Warrane College celebrates 50 years

The university residence for young men celebrated in style with a Gala dinner.

Warrane College was a dream of St Josemaria’s, and like many of his dreams, it became a reality before his death.

This year marks 50 years since the university residence for young men opened its doors on the campus of the University of New South Wales (UNSW).

In 1963, members of Opus Dei had travelled from the United States of America and from Spain to begin working in Australia. And Cardinal Gilroy – the first Australian cardinal – who had met St Josemaria in Rome, invited them to start a residence for more than 200 students.

It was an ambitious job.

The early 1970s was a difficult time for a group of foreign people to establish such a residence in Sydney and promote family values. Riots and protests against the Vietnam War were common, and the crowd found another cause to rail against - demanding that Opus Dei had no place at UNSW.

Yet the first workers who operated the college ploughed on and worked with great faith. They were encouraged by the words of St Josemaria, who was following their progress from Rome and praying for the future fruits of this dream.

On 13 July 1971 the Governor of NSW, Sir Roden Cutler, officially opened the college. And on 12 June 2021, the now Governor of NSW, Margaret Beazley, stood in front of 400 guests at a celebratory gala dinner to say that Warrane’s ambitious dream had become a reality – with many fruits to show for it. “What has served Warrane especially well has been blending the traditions of college life and academic excellence with a spiritual heart,” she said.

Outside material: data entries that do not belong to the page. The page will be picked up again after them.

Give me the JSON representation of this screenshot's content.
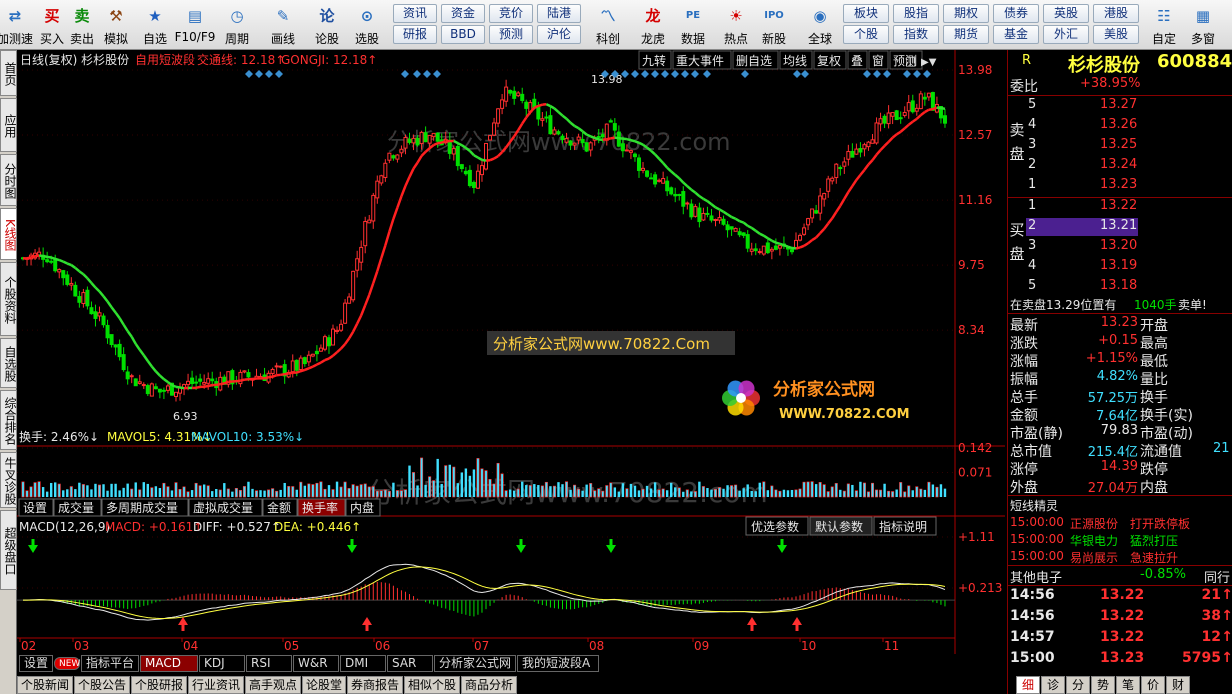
{
  "toolbar": {
    "buttons": [
      {
        "label": "加测速",
        "icon": "network-icon",
        "sym": "⇄",
        "color": "#2a6fbf"
      },
      {
        "label": "买入",
        "icon": "buy-icon",
        "sym": "买",
        "color": "#d40000"
      },
      {
        "label": "卖出",
        "icon": "sell-icon",
        "sym": "卖",
        "color": "#0a8a0a"
      },
      {
        "label": "模拟",
        "icon": "hammer-icon",
        "sym": "⚒",
        "color": "#8b4513"
      },
      {
        "label": "自选",
        "icon": "star-icon",
        "sym": "★",
        "color": "#1f5fbf"
      },
      {
        "label": "F10/F9",
        "icon": "f10-icon",
        "sym": "▤",
        "color": "#2a6fbf"
      },
      {
        "label": "周期",
        "icon": "clock-icon",
        "sym": "◷",
        "color": "#2a6fbf"
      },
      {
        "label": "画线",
        "icon": "pencil-icon",
        "sym": "✎",
        "color": "#2a6fbf"
      },
      {
        "label": "论股",
        "icon": "discuss-icon",
        "sym": "论",
        "color": "#1f4fa0"
      },
      {
        "label": "选股",
        "icon": "select-stock-icon",
        "sym": "⊙",
        "color": "#2a6fbf"
      },
      {
        "label": "科创",
        "icon": "kechuang-icon",
        "sym": "〽",
        "color": "#2a6fbf"
      },
      {
        "label": "龙虎",
        "icon": "dragon-icon",
        "sym": "龙",
        "color": "#d40000"
      },
      {
        "label": "数据",
        "icon": "pe-icon",
        "sym": "PE",
        "color": "#2a6fbf"
      },
      {
        "label": "热点",
        "icon": "fire-icon",
        "sym": "☀",
        "color": "#d40000"
      },
      {
        "label": "新股",
        "icon": "ipo-icon",
        "sym": "IPO",
        "color": "#2a6fbf"
      },
      {
        "label": "全球",
        "icon": "globe-icon",
        "sym": "◉",
        "color": "#2a6fbf"
      },
      {
        "label": "自定",
        "icon": "custom-icon",
        "sym": "☷",
        "color": "#2a6fbf"
      },
      {
        "label": "多窗",
        "icon": "multiwindow-icon",
        "sym": "▦",
        "color": "#2a6fbf"
      }
    ],
    "grid_a": [
      "资讯",
      "资金",
      "竞价",
      "陆港",
      "研报",
      "BBD",
      "预测",
      "沪伦"
    ],
    "grid_b": [
      "板块",
      "股指",
      "期权",
      "债券",
      "英股",
      "港股",
      "个股",
      "指数",
      "期货",
      "基金",
      "外汇",
      "美股"
    ]
  },
  "left_tabs": [
    "首页",
    "应用",
    "分时图",
    "K线图",
    "个股资料",
    "自选股",
    "综合排名",
    "牛叉诊股",
    "超级盘口"
  ],
  "chart": {
    "header": {
      "label": "日线(复权) 杉杉股份",
      "ind": "自用短波段",
      "jt": "交通线: 12.18↑",
      "gj": "GONGJI: 12.18↑"
    },
    "buttons": [
      "九转",
      "重大事件",
      "删自选",
      "均线",
      "复权",
      "叠",
      "窗",
      "预测"
    ],
    "price_axis": [
      "13.98",
      "12.57",
      "11.16",
      "9.75",
      "8.34"
    ],
    "high_label": "13.98",
    "low_label": "6.93",
    "watermark1": "分析家公式网www.70822.com",
    "watermark2": "分析家公式网www.70822.Com",
    "logo_text": "分析家公式网",
    "logo_url": "WWW.70822.COM",
    "vol_header": {
      "a": "换手: 2.46%↓",
      "b": "MAVOL5: 4.31%↓",
      "c": "MAVOL10: 3.53%↓"
    },
    "vol_axis": [
      "0.142",
      "0.071"
    ],
    "vol_tabs": [
      "设置",
      "成交量",
      "多周期成交量",
      "虚拟成交量",
      "金额",
      "换手率",
      "内盘"
    ],
    "macd_header": {
      "a": "MACD(12,26,9)",
      "b": "MACD: +0.161↑",
      "c": "DIFF: +0.527↑",
      "d": "DEA: +0.446↑"
    },
    "macd_buttons": [
      "优选参数",
      "默认参数",
      "指标说明"
    ],
    "macd_axis": [
      "+1.11",
      "+0.213"
    ],
    "months": [
      "02",
      "03",
      "04",
      "05",
      "06",
      "07",
      "08",
      "09",
      "10",
      "11"
    ]
  },
  "bottom_tabs": [
    "设置",
    "NEW",
    "指标平台",
    "MACD",
    "KDJ",
    "RSI",
    "W&R",
    "DMI",
    "SAR",
    "分析家公式网",
    "我的短波段A"
  ],
  "news_buttons": [
    "个股新闻",
    "个股公告",
    "个股研报",
    "行业资讯",
    "高手观点",
    "论股堂",
    "券商报告",
    "相似个股",
    "商品分析"
  ],
  "quote": {
    "code_prefix": "R",
    "name": "杉杉股份",
    "code": "600884",
    "webi_label": "委比",
    "webi": "+38.95%",
    "sell_label": "卖盘",
    "buy_label": "买盘",
    "asks": [
      {
        "n": "5",
        "p": "13.27"
      },
      {
        "n": "4",
        "p": "13.26"
      },
      {
        "n": "3",
        "p": "13.25"
      },
      {
        "n": "2",
        "p": "13.24"
      },
      {
        "n": "1",
        "p": "13.23"
      }
    ],
    "bids": [
      {
        "n": "1",
        "p": "13.22"
      },
      {
        "n": "2",
        "p": "13.21"
      },
      {
        "n": "3",
        "p": "13.20"
      },
      {
        "n": "4",
        "p": "13.19"
      },
      {
        "n": "5",
        "p": "13.18"
      }
    ],
    "notice": {
      "a": "在卖盘13.29位置有",
      "b": "1040手",
      "c": "卖单!"
    },
    "stats": [
      {
        "k": "最新",
        "v": "13.23",
        "k2": "开盘",
        "c": "red"
      },
      {
        "k": "涨跌",
        "v": "+0.15",
        "k2": "最高",
        "c": "red"
      },
      {
        "k": "涨幅",
        "v": "+1.15%",
        "k2": "最低",
        "c": "red"
      },
      {
        "k": "振幅",
        "v": "4.82%",
        "k2": "量比",
        "c": "cyn"
      },
      {
        "k": "总手",
        "v": "57.25万",
        "k2": "换手",
        "c": "cyn"
      },
      {
        "k": "金额",
        "v": "7.64亿",
        "k2": "换手(实)",
        "c": "cyn"
      },
      {
        "k": "市盈(静)",
        "v": "79.83",
        "k2": "市盈(动)",
        "c": "wht"
      },
      {
        "k": "总市值",
        "v": "215.4亿",
        "k2": "流通值",
        "v2": "21",
        "c": "cyn"
      },
      {
        "k": "涨停",
        "v": "14.39",
        "k2": "跌停",
        "c": "red"
      },
      {
        "k": "外盘",
        "v": "27.04万",
        "k2": "内盘",
        "c": "red"
      }
    ],
    "elves_title": "短线精灵",
    "elves": [
      {
        "t": "15:00:00",
        "s": "正源股份",
        "e": "打开跌停板",
        "c": "red"
      },
      {
        "t": "15:00:00",
        "s": "华银电力",
        "e": "猛烈打压",
        "c": "grn"
      },
      {
        "t": "15:00:00",
        "s": "易尚展示",
        "e": "急速拉升",
        "c": "red"
      }
    ],
    "sector": {
      "name": "其他电子",
      "pct": "-0.85%",
      "tail": "同行"
    },
    "ticks": [
      {
        "t": "14:56",
        "p": "13.22",
        "v": "21",
        "d": "↑"
      },
      {
        "t": "14:56",
        "p": "13.22",
        "v": "38",
        "d": "↑"
      },
      {
        "t": "14:57",
        "p": "13.22",
        "v": "12",
        "d": "↑"
      },
      {
        "t": "15:00",
        "p": "13.23",
        "v": "5795",
        "d": "↑"
      }
    ],
    "bottom_tabs": [
      "细",
      "诊",
      "分",
      "势",
      "笔",
      "价",
      "财"
    ]
  }
}
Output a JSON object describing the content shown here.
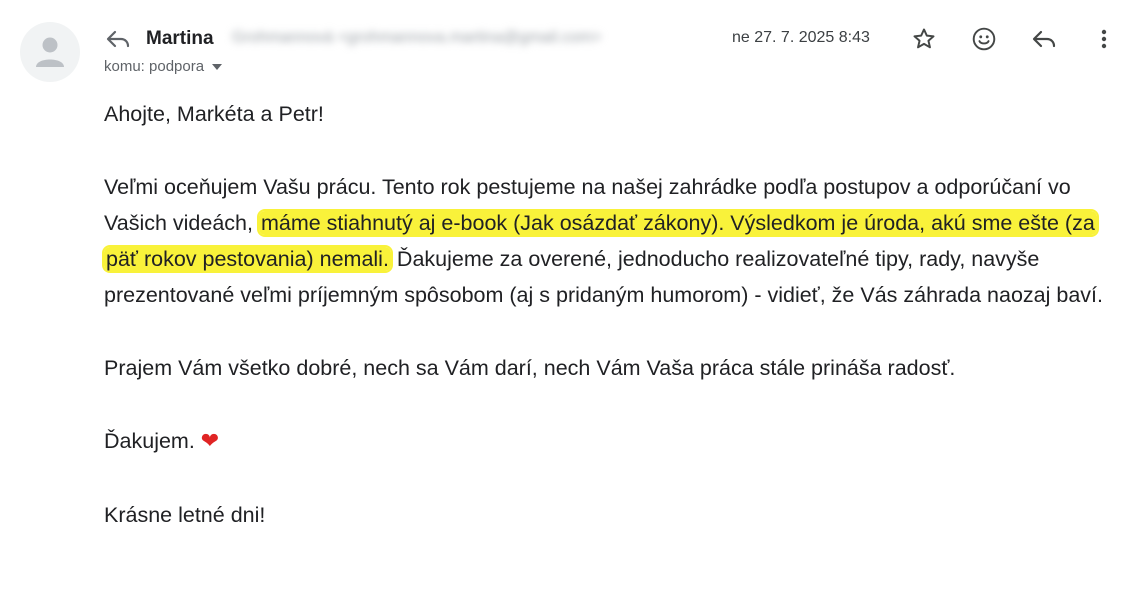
{
  "sender": {
    "name": "Martina",
    "email_redacted": "Grohmannová <grohmannova.martina@gmail.com>",
    "date": "ne 27. 7. 2025 8:43"
  },
  "recipient": {
    "label": "komu: podpora"
  },
  "actions": {
    "star": "star-icon",
    "emoji": "emoji-icon",
    "reply": "reply-icon",
    "more": "more-vert-icon"
  },
  "message": {
    "greeting": "Ahojte, Markéta a Petr!",
    "p1_part1": "Veľmi oceňujem Vašu prácu. Tento rok pestujeme na našej zahrádke podľa postupov a odporúčaní vo Vašich videách, ",
    "p1_highlight": "máme stiahnutý aj e-book (Jak osázdať zákony). Výsledkom je úroda, akú sme ešte (za päť rokov pestovania) nemali.",
    "p1_part2": " Ďakujeme za overené, jednoducho realizovateľné tipy, rady, navyše prezentované veľmi príjemným spôsobom (aj s pridaným humorom) - vidieť, že Vás záhrada naozaj baví.",
    "p2": "Prajem Vám všetko dobré, nech sa Vám darí, nech Vám Vaša práca stále prináša radosť.",
    "thanks": "Ďakujem. ",
    "heart": "❤",
    "closing": "Krásne letné dni!"
  },
  "colors": {
    "highlight": "#f9f23a",
    "heart": "#e02424",
    "text": "#202124",
    "muted": "#5f6368"
  }
}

“Embedding social responsibility as part of everyday life, creating internal and external social hubs, not cocooning its students in a monoculture, but maintaining an openness to the world around it, allowing those of faith, of no faith and of different faiths to live with each, to understand each other and to learn from each other.”

Many residents in the past 50 years have found faith in Warrane. There have been baptisms, weddings, and requiem Masses. One of the very first residents, Willie Wong, was from Malaysia. He studied engineering and did a masters. In his six-year stay, he excelled in many sports. His name is known by all the residents as it is the name of the weekly award for the best sportsman in the college. He couldn’t travel to Australia due to Covid-19 but sent a video message to all the guests.

400 people, representative of five decades of history, gathered for the celebration: many from different places and walks of life, but all united by the customs that residents of Warrane have come to know and love. Evening get-togethers, coined ‘Coffee Club’, were remembered as treasured moments to celebrate birthdays, listen to other people talk about their own country, or just to chat about life and the meaning of the universe.

Old boys shared memories of loud, boisterous crowds of men marching down the street, dressed in red to cheer on Warrane’s sporting teams in the inter-college sports tournament. There were memories of formal dinners with eminent guests, social functions that still clash at times with the prevailing university environment, and all sorts of pranks and mishaps that every generation of residents have enjoyed (or suffered from).

On Sunday 13 June, 2021, a large cake was prepared by Warrane’s Household Administration, which has been the backbone of family life in Warrane for half a century. Cutting it was Warrane’s inaugural Master, Fr Joe Martins. The current Master, Professor Gerald Fogarty, raised a toast to all those who have worked and lived in Warrane over the years and all those who are keeping the dream alive.

Alex Perrottet